On Thursday the Trump administration lifted an Obama-era policy that kept federal authorities from cracking down on marijuana markets in states where the drug is legal. It is now up to federal prosecutors to decide what to do when state rules collide with federal drug law.
Attorney General Jeff Sessions’ action came just three days after a legalization law went into effect in California. The lift of the policy now threatened the future of the young industry and created confusion in states, like Oregon, where the drug is legal.
Oregon governor Kate Brown said Thursday the state will fight Sessions’ move to lift the policy on federal enforcement of the drug in order to protect the state’s economic interests. Brown said marijuana is an important component of the state’s economy and has creating more than 19,000 jobs.
Oregon was the first state to decriminalize personal possession of marijuana in 1973. Oregon legalized medical marijuana in 1998 and recreational use in 2014.
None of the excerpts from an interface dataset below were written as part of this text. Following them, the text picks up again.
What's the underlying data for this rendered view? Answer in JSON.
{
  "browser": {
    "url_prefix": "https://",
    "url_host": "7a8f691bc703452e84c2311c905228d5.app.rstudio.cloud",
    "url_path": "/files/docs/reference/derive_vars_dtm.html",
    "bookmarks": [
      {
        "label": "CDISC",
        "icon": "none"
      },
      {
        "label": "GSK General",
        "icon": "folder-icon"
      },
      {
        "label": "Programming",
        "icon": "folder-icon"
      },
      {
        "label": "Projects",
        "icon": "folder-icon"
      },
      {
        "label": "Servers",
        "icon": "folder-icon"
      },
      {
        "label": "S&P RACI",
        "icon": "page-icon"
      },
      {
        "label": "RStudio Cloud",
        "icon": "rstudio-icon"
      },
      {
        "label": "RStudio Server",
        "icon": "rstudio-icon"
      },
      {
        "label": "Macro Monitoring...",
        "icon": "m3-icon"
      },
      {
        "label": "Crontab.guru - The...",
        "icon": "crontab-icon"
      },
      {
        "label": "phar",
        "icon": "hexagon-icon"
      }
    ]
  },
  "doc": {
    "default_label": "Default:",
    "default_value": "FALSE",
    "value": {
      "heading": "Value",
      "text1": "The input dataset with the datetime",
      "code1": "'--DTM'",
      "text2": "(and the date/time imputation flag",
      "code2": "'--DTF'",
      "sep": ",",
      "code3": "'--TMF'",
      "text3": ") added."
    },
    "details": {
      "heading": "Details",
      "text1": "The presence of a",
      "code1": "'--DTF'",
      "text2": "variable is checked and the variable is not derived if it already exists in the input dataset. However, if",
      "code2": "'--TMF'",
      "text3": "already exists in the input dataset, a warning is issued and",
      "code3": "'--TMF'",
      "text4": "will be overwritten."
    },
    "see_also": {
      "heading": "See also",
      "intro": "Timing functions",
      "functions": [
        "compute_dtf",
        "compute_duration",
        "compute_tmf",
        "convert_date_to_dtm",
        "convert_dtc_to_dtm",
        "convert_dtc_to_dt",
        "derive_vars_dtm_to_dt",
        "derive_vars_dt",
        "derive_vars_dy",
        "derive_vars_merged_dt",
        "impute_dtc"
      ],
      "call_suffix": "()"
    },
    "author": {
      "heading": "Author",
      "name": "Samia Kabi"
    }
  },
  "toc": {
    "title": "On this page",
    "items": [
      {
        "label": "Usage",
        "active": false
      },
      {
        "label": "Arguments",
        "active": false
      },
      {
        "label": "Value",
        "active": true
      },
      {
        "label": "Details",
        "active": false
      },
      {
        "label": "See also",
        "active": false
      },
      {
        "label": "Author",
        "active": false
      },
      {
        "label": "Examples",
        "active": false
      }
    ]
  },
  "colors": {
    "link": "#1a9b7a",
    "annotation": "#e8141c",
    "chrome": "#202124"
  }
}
It is not clear how the change might affect states where marijuana is legal for medical purposes. A congressional amendment blocks the Justice Department from interfering with medical marijuana programs in states where it is allowed. Justice officials said they would follow the law, but would not preclude the possibility of medical-marijuana related prosecutions.
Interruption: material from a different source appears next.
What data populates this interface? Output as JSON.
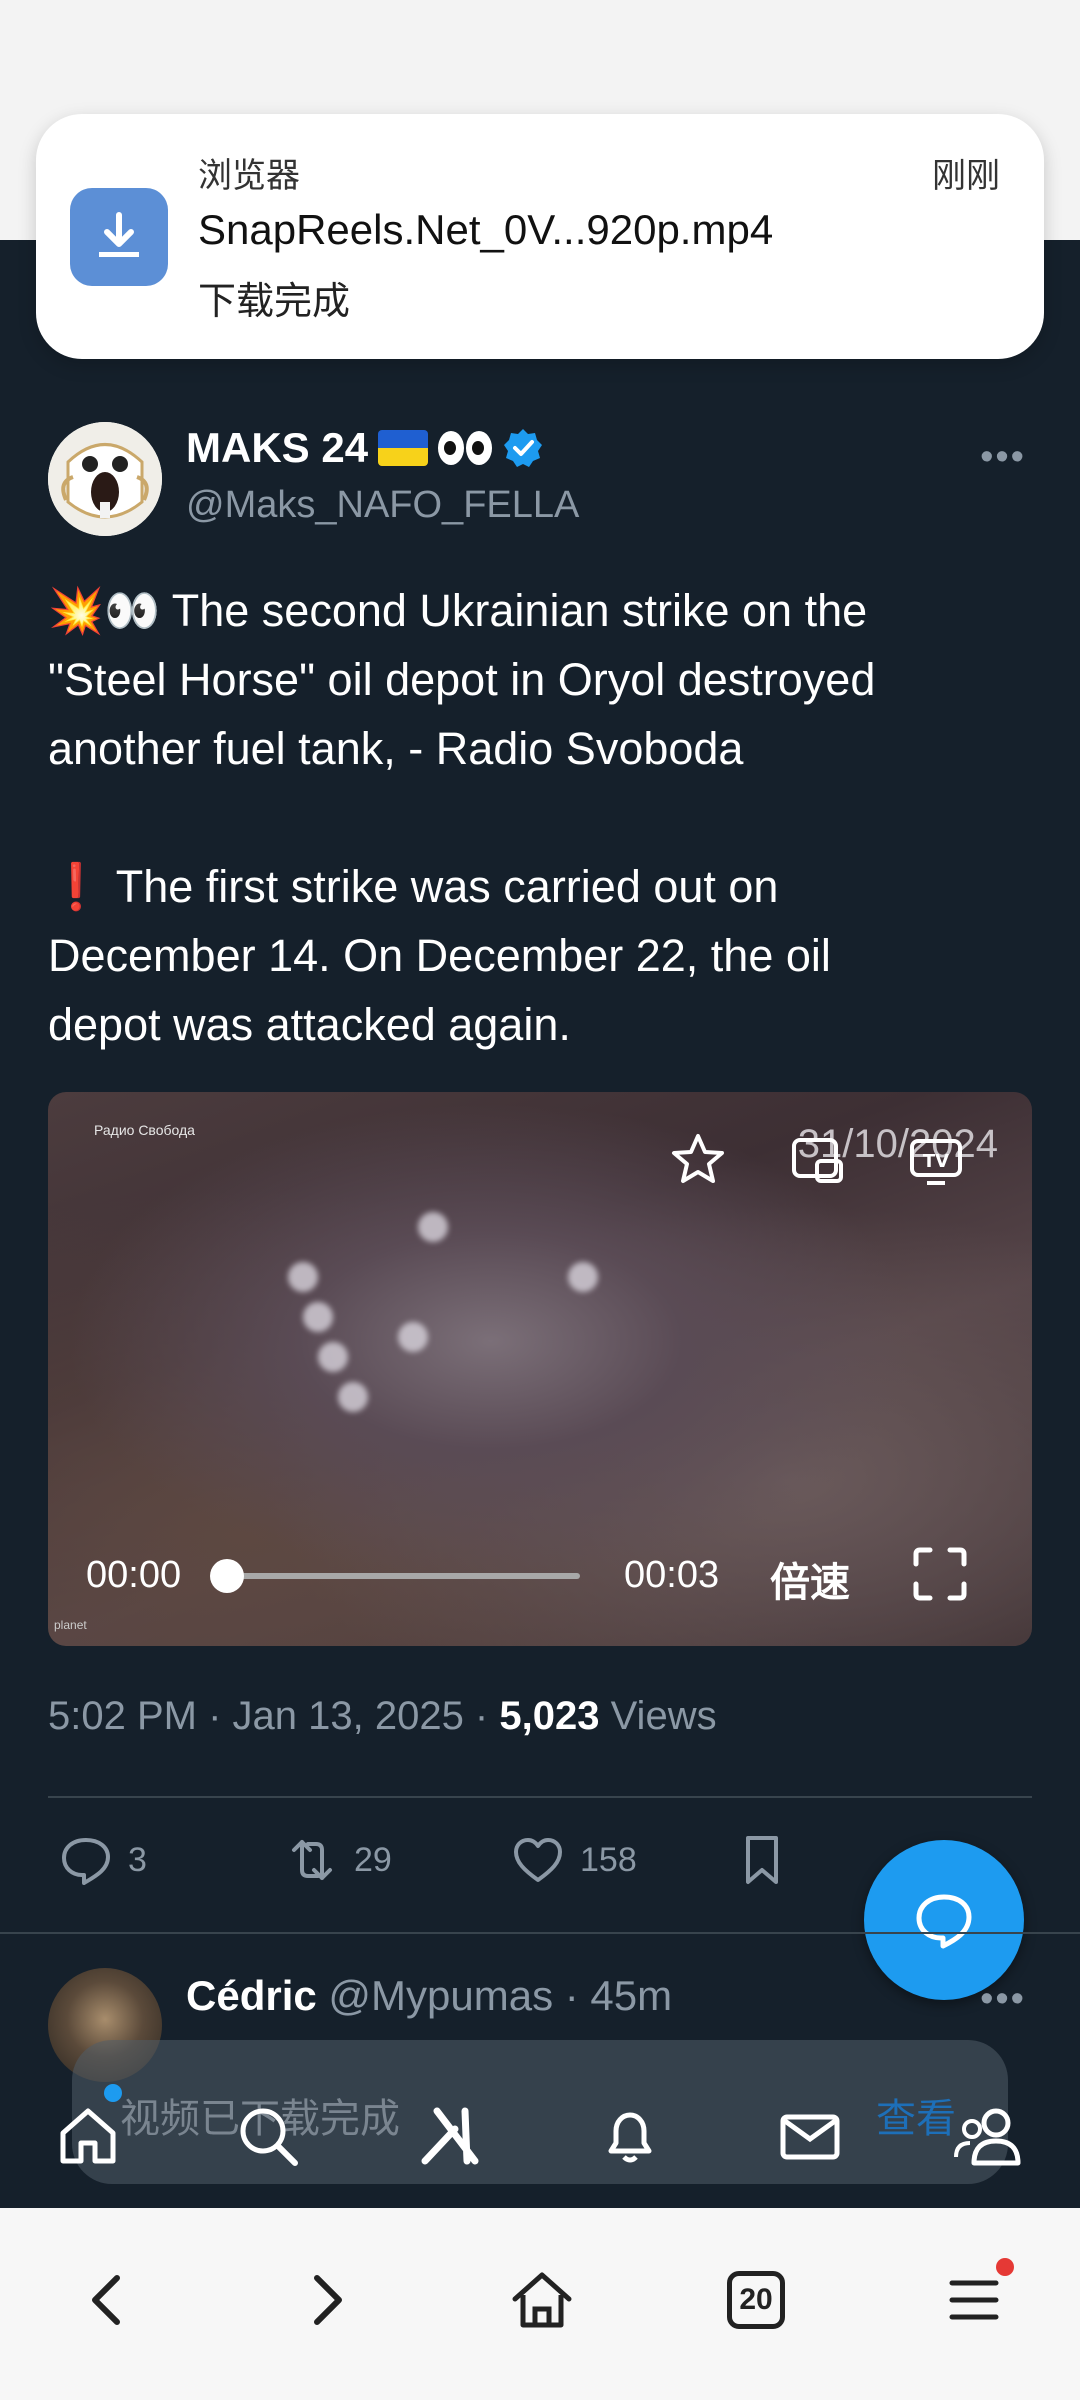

Officials wouldn’t say whether federal prosecutors would target marijuana shops and legal growers, nor would they speculate on whether pot prosecutions would increase.
Courtesy of the Associated Press
Kristy Sinsara, who lives and works in Bend talks exclusively with Central Oregon Daily reporter Austin Reed, just days after she experienced the largest mass shooting in U.S. history, on Sunday night, at a Nevada country music festival, right on the Las Vegas strip. 59 people were killed, including the gunman. At this hour, hundreds of men, women and children are still recovering in local hospitals.
Several eyewitnesses have been coming forward to share what they saw and heard. Sinsara told Central Oregon Daily that she thinks there was more than just one lone shooter and/or the suspect was set up.
Take a look at the interview for yourself, which aired earlier tonight on KOHD-ABC, and right after Thursday Night Football, on KBNZ-CBS.
As this tragic story continues to unfold, stay with Central Oregon Daily for the latest.
The fallout from the massive security breach at the credit reporting service, Equifax, has reached the boardroom tonight after the company’s CEO abruptly retired in the wake of more revelations surrounding the hacking of more than 143 million Americans personal information.
For this week’s Supper Club, Donna sat down with two local cybersecurity experts for their take on the Equifax hack and why your personal data is more vulnerable than ever before.
Thanks to Kerri and Lewis for joining us and a special thanks to our Supper Club sponsor, Selco Community Credit Union, for giving us the time and resources to talk about the issues that impact our region every Tuesday night on Central Oregon Daily.
It was a moment that sports fans had been anticipating for nearly two days over the weekend. After President Trump suggested NFL owners should fire any players who protested during the national anthem, athletes from several different sports took to social media and expressed their support of the players, setting up a potentially pivotal moment before Sunday’s NFL games.
Central Oregon Daily’s Allison Roecker went to The Hideaway Tavern, a sports bar in Bend, to see how local fans would react.